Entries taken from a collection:
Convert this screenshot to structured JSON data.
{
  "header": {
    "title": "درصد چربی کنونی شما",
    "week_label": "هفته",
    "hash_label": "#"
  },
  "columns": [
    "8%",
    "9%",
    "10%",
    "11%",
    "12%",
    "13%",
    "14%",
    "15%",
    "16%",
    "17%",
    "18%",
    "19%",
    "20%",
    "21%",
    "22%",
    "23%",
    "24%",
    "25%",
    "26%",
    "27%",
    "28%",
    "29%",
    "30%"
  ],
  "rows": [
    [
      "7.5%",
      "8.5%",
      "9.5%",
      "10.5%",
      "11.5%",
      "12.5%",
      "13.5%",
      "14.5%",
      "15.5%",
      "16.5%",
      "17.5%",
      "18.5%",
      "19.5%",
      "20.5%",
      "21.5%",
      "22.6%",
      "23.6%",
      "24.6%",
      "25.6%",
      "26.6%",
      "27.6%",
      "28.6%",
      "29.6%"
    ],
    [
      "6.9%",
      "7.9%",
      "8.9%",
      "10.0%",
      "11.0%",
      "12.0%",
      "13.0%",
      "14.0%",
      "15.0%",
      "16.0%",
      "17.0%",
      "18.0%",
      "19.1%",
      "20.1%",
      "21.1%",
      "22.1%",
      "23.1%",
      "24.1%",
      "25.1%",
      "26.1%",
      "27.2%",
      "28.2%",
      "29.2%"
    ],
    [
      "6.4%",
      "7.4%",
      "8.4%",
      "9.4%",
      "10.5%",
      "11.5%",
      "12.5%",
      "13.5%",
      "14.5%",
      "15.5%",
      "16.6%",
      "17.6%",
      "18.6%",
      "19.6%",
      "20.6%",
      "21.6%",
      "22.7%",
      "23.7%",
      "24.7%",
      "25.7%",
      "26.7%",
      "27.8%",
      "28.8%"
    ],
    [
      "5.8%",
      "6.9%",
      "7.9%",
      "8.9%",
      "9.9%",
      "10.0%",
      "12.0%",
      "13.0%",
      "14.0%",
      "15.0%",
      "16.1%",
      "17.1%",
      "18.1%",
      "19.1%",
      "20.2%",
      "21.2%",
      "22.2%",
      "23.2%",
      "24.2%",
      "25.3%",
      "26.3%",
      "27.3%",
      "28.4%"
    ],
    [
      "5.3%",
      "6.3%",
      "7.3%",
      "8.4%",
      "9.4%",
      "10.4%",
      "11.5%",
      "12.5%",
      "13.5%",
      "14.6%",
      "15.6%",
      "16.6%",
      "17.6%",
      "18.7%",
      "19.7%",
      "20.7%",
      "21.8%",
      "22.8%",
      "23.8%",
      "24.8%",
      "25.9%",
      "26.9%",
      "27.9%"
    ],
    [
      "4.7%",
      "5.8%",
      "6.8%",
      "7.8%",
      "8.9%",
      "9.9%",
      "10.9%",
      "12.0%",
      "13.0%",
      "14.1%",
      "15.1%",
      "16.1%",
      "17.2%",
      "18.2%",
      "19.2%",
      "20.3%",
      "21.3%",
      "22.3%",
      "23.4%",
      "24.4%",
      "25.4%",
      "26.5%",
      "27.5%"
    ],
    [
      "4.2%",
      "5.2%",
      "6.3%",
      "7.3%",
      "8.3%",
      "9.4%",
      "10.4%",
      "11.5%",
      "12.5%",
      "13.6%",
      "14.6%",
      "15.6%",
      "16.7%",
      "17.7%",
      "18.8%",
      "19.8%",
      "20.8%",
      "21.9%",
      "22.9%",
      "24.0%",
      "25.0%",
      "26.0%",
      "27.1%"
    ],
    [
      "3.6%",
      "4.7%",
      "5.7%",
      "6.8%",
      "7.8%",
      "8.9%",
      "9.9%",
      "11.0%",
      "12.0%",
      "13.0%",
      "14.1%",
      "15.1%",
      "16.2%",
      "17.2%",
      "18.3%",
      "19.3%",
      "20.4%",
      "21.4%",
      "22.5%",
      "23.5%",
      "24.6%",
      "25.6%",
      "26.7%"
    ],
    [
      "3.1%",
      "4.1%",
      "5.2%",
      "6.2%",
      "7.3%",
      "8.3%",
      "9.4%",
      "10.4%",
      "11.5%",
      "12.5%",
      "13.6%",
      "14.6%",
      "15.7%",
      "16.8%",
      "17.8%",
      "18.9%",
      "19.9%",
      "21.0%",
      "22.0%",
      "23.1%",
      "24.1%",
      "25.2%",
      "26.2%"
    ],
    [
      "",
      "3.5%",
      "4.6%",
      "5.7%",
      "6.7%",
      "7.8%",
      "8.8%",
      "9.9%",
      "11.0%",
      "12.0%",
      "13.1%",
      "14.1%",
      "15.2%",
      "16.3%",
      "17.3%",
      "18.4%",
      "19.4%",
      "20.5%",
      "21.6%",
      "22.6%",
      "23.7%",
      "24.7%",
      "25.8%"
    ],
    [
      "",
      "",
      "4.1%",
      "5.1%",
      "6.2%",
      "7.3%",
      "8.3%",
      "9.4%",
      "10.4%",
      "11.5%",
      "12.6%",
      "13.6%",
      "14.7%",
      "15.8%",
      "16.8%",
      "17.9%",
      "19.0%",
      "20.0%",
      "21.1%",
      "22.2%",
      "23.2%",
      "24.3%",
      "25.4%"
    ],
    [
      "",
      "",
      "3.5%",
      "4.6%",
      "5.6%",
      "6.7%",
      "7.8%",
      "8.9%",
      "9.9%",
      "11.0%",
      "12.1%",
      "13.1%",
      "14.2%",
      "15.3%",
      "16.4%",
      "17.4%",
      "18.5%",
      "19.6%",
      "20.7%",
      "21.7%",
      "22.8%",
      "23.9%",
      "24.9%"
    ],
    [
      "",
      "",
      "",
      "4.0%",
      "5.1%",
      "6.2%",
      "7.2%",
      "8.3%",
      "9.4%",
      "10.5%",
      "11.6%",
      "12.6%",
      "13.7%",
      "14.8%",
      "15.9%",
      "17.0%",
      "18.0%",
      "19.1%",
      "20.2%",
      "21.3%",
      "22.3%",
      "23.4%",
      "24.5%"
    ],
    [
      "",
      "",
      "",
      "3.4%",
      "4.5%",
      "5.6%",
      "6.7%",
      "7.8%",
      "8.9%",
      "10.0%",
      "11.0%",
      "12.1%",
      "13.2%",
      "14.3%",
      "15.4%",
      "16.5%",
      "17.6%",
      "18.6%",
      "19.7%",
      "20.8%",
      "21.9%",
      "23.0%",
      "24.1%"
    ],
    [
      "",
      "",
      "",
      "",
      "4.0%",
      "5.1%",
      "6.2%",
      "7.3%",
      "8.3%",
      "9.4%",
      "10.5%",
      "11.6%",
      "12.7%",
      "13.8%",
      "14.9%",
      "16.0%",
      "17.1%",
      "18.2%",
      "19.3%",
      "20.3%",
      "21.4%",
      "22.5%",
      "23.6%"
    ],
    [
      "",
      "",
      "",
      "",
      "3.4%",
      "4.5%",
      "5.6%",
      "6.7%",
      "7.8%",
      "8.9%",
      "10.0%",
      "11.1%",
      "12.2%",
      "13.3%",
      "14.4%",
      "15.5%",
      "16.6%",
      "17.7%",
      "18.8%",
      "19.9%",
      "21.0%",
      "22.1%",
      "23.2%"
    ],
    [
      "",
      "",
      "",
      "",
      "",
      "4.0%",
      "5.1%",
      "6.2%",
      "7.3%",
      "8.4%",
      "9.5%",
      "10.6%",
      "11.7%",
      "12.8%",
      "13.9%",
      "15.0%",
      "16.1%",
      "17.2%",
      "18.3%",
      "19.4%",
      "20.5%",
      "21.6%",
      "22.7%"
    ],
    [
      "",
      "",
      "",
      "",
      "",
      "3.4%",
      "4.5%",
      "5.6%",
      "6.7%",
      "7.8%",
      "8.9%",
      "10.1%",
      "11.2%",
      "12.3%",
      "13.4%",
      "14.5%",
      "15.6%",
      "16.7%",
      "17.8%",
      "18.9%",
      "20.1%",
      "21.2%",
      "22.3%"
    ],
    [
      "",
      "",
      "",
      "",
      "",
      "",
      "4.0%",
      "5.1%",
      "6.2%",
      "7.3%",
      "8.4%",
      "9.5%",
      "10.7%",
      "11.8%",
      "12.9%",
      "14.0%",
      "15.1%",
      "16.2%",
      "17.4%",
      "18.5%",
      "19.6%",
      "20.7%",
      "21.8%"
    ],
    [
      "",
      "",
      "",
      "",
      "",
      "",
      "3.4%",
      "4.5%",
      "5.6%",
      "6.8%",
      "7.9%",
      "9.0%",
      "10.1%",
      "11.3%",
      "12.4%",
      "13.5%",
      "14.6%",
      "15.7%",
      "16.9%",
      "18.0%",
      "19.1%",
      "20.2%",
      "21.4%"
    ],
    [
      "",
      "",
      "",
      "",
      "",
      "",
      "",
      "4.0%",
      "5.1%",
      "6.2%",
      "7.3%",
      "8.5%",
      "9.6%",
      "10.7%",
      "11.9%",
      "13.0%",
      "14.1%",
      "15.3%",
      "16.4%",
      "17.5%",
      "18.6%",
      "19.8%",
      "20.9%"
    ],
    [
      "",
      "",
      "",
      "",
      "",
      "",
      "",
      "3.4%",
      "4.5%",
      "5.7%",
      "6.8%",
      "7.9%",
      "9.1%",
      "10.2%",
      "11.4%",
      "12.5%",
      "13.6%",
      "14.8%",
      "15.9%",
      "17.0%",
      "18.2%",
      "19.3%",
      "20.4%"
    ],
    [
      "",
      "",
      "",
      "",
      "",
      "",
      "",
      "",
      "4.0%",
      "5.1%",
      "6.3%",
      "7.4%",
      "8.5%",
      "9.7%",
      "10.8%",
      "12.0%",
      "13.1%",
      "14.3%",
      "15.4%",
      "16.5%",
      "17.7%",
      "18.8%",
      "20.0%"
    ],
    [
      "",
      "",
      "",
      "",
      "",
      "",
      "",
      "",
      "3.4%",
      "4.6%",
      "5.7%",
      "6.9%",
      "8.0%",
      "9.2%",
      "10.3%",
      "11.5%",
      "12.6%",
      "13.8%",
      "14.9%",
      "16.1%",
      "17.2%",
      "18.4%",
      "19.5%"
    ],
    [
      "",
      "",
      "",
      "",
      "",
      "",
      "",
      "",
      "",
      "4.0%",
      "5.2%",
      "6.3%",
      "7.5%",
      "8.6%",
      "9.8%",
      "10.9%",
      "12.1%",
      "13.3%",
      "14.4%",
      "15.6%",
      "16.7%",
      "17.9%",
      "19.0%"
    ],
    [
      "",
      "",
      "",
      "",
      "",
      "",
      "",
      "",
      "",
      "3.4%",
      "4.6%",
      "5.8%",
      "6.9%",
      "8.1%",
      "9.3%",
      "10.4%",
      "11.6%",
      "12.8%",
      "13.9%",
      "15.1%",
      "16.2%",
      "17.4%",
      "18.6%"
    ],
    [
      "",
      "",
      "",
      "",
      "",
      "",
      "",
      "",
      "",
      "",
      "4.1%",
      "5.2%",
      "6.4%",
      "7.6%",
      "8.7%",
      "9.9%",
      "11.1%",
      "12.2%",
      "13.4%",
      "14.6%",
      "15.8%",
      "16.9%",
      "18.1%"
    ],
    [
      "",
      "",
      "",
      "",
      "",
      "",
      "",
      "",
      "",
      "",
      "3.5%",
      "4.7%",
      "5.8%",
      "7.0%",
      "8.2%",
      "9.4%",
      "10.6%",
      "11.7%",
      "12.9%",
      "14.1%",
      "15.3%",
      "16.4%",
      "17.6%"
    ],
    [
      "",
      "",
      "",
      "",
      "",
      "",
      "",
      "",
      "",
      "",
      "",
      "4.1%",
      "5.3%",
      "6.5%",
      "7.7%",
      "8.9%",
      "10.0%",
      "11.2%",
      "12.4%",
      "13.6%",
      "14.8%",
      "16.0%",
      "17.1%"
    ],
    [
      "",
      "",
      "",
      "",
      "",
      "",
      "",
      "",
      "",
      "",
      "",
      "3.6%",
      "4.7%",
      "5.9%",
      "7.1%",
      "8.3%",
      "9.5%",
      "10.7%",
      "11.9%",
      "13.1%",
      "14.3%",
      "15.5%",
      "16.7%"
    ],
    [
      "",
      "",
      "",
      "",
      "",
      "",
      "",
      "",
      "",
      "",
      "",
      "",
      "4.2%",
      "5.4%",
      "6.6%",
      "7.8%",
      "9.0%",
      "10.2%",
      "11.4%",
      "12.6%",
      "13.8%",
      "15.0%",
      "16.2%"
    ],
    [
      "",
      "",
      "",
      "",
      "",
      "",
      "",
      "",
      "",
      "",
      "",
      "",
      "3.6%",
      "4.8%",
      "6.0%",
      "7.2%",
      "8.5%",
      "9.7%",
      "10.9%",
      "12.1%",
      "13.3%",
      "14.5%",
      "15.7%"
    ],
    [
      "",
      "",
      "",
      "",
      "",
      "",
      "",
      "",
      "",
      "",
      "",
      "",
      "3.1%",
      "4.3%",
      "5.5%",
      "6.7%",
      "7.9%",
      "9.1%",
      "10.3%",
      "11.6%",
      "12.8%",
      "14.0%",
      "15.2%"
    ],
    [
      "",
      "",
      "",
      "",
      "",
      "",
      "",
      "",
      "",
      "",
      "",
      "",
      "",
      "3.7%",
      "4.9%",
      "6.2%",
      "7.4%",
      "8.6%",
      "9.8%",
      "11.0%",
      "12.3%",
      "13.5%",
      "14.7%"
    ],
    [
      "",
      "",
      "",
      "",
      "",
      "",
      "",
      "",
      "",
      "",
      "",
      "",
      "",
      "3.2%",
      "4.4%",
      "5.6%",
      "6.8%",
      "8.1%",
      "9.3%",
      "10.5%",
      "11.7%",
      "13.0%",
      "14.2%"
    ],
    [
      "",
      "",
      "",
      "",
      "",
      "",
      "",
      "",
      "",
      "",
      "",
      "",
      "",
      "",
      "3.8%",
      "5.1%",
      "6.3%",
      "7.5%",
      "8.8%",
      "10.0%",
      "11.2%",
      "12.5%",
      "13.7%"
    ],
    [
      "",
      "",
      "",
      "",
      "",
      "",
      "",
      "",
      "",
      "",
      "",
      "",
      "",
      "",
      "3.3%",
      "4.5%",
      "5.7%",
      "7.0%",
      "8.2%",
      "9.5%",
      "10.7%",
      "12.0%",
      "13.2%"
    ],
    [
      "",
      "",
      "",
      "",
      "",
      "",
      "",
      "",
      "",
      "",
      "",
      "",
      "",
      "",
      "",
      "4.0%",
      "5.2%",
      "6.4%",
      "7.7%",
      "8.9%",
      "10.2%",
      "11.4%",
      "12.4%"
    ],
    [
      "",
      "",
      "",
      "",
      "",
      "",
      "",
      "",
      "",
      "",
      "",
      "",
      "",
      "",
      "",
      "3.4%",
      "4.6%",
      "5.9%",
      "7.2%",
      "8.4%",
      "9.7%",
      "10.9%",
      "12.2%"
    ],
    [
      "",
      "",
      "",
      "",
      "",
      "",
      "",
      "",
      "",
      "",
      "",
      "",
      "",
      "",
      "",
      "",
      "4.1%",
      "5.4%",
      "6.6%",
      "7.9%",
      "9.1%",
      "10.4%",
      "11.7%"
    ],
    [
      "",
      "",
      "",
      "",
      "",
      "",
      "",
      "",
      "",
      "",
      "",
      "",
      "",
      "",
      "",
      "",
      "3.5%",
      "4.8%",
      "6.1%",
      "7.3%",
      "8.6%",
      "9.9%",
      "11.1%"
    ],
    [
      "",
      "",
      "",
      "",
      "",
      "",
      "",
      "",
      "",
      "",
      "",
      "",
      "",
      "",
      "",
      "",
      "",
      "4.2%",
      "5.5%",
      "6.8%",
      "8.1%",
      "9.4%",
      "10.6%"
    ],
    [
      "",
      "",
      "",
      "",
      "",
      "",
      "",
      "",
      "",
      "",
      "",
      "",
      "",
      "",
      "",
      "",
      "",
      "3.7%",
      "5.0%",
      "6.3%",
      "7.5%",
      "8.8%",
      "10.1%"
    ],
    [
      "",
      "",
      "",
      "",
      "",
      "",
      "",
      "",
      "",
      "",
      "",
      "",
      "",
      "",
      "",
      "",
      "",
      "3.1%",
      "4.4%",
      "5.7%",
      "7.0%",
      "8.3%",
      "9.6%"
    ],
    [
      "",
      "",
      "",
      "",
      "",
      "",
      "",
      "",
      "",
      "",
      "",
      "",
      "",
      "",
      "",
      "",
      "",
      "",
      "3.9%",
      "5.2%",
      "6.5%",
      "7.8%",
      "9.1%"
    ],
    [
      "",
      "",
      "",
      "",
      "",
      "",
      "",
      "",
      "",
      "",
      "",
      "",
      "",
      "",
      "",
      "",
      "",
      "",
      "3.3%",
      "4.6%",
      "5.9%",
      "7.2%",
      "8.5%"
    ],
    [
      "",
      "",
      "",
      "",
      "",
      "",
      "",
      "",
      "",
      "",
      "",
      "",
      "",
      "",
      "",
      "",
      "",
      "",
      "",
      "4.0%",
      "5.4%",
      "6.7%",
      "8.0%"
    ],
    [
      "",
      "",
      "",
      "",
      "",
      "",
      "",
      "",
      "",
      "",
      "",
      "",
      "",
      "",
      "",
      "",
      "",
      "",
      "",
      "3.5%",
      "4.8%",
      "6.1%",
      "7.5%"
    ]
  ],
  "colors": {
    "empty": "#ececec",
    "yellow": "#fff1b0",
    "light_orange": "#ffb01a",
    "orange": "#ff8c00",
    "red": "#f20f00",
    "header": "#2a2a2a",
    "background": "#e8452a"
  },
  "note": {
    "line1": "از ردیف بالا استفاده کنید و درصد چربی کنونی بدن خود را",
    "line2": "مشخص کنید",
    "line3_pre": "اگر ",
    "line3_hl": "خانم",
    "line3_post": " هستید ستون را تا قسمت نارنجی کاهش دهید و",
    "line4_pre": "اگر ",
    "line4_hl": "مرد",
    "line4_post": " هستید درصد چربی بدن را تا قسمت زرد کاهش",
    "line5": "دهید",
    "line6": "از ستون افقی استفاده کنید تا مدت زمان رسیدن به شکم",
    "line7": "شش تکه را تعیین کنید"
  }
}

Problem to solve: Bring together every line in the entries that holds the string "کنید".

Reply:
    "line1": "از ردیف بالا استفاده کنید و درصد چربی کنونی بدن خود را",
    "line2": "مشخص کنید",
    "line6": "از ستون افقی استفاده کنید تا مدت زمان رسیدن به شکم",
    "line7": "شش تکه را تعیین کنید"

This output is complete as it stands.